#### Task prompt
Your answer should be every line below that includes the word "Completed".

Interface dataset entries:
>>
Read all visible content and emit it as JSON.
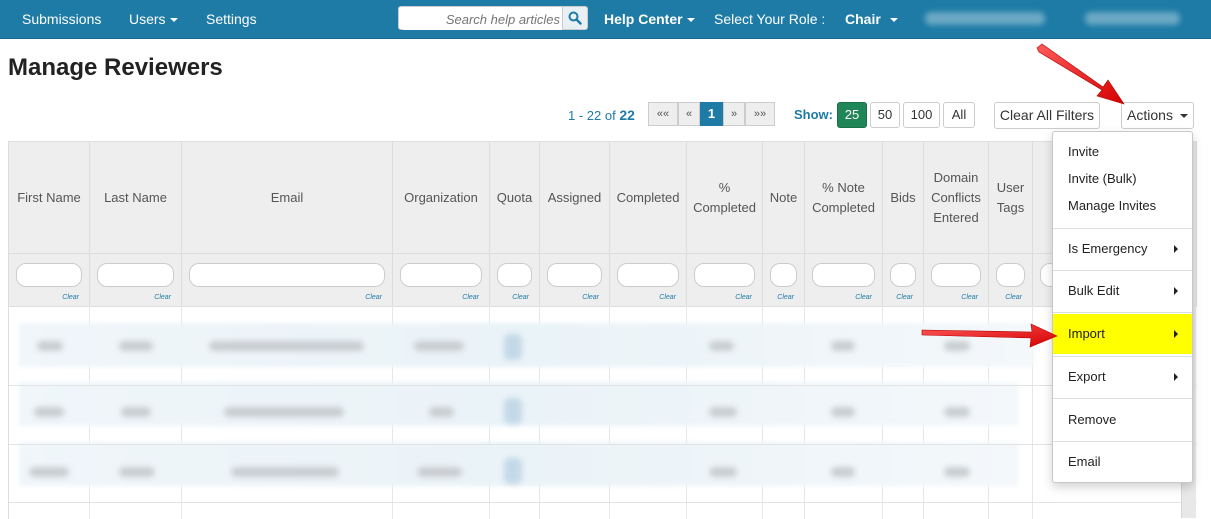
{
  "nav": {
    "items": [
      "Submissions",
      "Users",
      "Settings"
    ],
    "search_placeholder": "Search help articles",
    "help_center": "Help Center",
    "role_label": "Select Your Role :",
    "role_value": "Chair"
  },
  "page": {
    "title": "Manage Reviewers"
  },
  "pager": {
    "range": "1 - 22 of",
    "total": "22",
    "buttons": [
      "««",
      "«",
      "1",
      "»",
      "»»"
    ],
    "current": "1",
    "show_label": "Show:",
    "sizes": [
      "25",
      "50",
      "100",
      "All"
    ],
    "active_size": "25"
  },
  "toolbar": {
    "clear_filters": "Clear All Filters",
    "actions": "Actions"
  },
  "table": {
    "columns": [
      "First Name",
      "Last Name",
      "Email",
      "Organization",
      "Quota",
      "Assigned",
      "Completed",
      "% Completed",
      "Note",
      "% Note Completed",
      "Bids",
      "Domain Conflicts Entered",
      "User Tags"
    ],
    "filter_clear": "Clear"
  },
  "actions_menu": [
    {
      "label": "Invite",
      "submenu": false
    },
    {
      "label": "Invite (Bulk)",
      "submenu": false
    },
    {
      "label": "Manage Invites",
      "submenu": false
    },
    {
      "label": "Is Emergency",
      "submenu": true
    },
    {
      "label": "Bulk Edit",
      "submenu": true
    },
    {
      "label": "Import",
      "submenu": true,
      "highlighted": true
    },
    {
      "label": "Export",
      "submenu": true
    },
    {
      "label": "Remove",
      "submenu": false
    },
    {
      "label": "Email",
      "submenu": false
    }
  ],
  "colors": {
    "nav_bg": "#1d7ba6",
    "active_size": "#218657",
    "highlight": "#ffff00",
    "arrow": "#ee1c1c"
  }
}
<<
#### Response to the task
      "Completed",
      "% Completed",
      "% Note Completed",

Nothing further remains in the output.